WHAT NEEDS TO BE DONE:
The answer must be a single number: how many lines of the entries below include "title".
------ RECORDS SHOWN
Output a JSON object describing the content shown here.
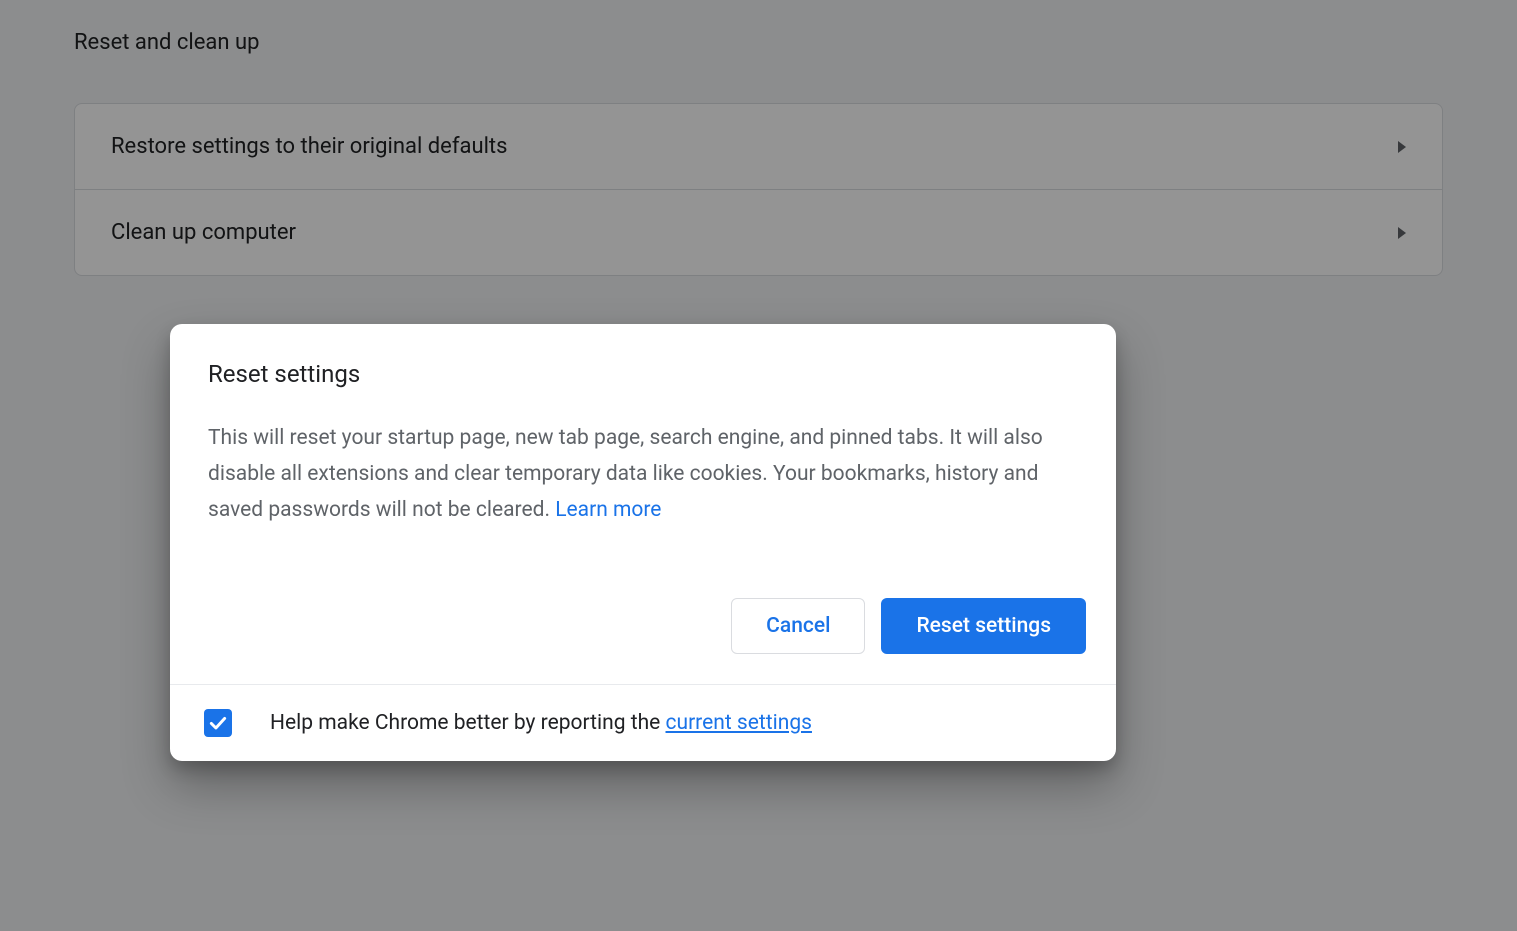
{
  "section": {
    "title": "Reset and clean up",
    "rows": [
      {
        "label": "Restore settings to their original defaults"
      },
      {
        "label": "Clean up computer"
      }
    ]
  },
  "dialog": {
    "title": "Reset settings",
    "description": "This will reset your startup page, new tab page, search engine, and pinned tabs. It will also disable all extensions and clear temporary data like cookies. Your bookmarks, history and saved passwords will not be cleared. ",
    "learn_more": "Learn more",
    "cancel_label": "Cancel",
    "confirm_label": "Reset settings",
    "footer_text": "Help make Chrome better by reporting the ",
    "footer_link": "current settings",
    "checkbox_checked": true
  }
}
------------
OUTPUT BELOW:
2